* TASK TO COMPLETE
Please write out, exactly as they appear, the line containing "Transcribe this image's" and every line after it to the end of the records, and nothing more.
━━━ RECORDS SHOWN
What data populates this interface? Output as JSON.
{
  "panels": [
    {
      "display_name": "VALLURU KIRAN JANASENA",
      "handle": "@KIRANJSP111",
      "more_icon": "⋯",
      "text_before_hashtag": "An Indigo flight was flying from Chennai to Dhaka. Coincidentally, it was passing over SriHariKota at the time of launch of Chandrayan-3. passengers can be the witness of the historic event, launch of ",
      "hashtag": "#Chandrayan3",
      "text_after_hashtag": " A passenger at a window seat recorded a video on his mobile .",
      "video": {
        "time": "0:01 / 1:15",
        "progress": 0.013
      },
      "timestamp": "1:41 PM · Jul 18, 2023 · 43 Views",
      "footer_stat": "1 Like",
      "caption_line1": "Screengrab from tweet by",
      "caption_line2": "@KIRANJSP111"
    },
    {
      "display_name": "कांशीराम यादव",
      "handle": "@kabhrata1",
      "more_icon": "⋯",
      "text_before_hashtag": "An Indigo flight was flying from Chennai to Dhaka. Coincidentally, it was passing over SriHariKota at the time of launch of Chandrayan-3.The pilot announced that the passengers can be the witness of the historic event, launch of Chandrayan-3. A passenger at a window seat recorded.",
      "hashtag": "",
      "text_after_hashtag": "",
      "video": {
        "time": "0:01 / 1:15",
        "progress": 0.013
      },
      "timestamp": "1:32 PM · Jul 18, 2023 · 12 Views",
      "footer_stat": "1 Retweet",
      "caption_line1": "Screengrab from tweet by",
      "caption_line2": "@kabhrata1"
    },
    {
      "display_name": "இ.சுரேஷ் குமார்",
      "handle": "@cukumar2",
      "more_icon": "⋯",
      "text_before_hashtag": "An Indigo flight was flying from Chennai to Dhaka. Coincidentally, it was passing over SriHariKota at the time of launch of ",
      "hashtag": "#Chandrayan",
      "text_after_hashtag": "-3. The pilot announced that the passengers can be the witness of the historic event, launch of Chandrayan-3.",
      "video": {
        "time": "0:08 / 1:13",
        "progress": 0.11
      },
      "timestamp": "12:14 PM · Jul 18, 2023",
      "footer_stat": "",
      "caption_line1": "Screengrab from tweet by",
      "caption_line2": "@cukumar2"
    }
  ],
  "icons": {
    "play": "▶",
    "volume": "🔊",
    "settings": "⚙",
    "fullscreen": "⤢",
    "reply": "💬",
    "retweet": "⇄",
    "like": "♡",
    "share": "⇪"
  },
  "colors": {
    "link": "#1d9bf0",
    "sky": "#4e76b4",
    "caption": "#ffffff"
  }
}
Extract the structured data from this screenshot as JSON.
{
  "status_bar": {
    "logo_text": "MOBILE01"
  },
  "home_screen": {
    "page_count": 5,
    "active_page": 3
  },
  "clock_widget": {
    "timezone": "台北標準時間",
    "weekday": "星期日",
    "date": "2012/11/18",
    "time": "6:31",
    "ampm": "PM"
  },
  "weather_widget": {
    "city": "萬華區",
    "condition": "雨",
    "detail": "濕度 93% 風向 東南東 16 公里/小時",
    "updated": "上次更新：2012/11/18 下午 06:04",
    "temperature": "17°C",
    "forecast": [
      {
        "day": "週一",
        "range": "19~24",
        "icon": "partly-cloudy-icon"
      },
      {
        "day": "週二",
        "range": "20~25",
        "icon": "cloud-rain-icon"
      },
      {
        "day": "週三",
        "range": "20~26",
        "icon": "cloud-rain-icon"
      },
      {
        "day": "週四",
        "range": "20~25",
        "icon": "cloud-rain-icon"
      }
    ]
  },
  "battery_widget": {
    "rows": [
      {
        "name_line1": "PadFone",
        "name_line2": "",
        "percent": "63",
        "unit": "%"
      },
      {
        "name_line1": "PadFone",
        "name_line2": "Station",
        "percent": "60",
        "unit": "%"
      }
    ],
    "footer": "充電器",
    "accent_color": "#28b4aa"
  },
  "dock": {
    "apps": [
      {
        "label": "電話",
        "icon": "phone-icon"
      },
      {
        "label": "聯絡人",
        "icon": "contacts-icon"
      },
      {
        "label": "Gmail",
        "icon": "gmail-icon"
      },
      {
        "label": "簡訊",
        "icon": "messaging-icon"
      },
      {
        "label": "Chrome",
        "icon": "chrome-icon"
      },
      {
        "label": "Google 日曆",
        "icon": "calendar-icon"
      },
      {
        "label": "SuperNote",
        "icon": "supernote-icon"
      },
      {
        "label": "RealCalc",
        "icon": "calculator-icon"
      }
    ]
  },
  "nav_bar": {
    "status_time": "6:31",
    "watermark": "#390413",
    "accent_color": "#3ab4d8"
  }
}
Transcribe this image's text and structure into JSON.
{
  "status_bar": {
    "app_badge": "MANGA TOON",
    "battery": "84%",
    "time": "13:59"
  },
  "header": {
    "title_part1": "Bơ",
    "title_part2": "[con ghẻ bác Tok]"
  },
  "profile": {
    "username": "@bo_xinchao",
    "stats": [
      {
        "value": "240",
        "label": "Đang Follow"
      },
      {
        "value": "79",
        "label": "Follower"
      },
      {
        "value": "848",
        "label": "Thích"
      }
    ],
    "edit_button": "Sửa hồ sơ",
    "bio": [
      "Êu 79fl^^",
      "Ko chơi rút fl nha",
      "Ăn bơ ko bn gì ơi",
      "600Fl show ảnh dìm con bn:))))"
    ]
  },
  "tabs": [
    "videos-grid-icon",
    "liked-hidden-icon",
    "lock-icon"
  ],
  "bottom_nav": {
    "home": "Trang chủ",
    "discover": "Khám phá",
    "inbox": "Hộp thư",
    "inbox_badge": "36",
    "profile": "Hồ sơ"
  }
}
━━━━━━
* SOLUTION FOR THIS EXERCISE
Transcribe this image's text and structure into JSON.
{
  "status_bar": {
    "app_badge": "MANGA TOON",
    "battery": "84%",
    "time": "13:59"
  },
  "header": {
    "title_part1": "Bơ",
    "title_part2": "[con ghẻ bác Tok]"
  },
  "profile": {
    "username": "@bo_xinchao",
    "stats": [
      {
        "value": "240",
        "label": "Đang Follow"
      },
      {
        "value": "79",
        "label": "Follower"
      },
      {
        "value": "848",
        "label": "Thích"
      }
    ],
    "edit_button": "Sửa hồ sơ",
    "bio": [
      "Êu 79fl^^",
      "Ko chơi rút fl nha",
      "Ăn bơ ko bn gì ơi",
      "600Fl show ảnh dìm con bn:))))"
    ]
  },
  "tabs": [
    "videos-grid-icon",
    "liked-hidden-icon",
    "lock-icon"
  ],
  "bottom_nav": {
    "home": "Trang chủ",
    "discover": "Khám phá",
    "inbox": "Hộp thư",
    "inbox_badge": "36",
    "profile": "Hồ sơ"
  }
}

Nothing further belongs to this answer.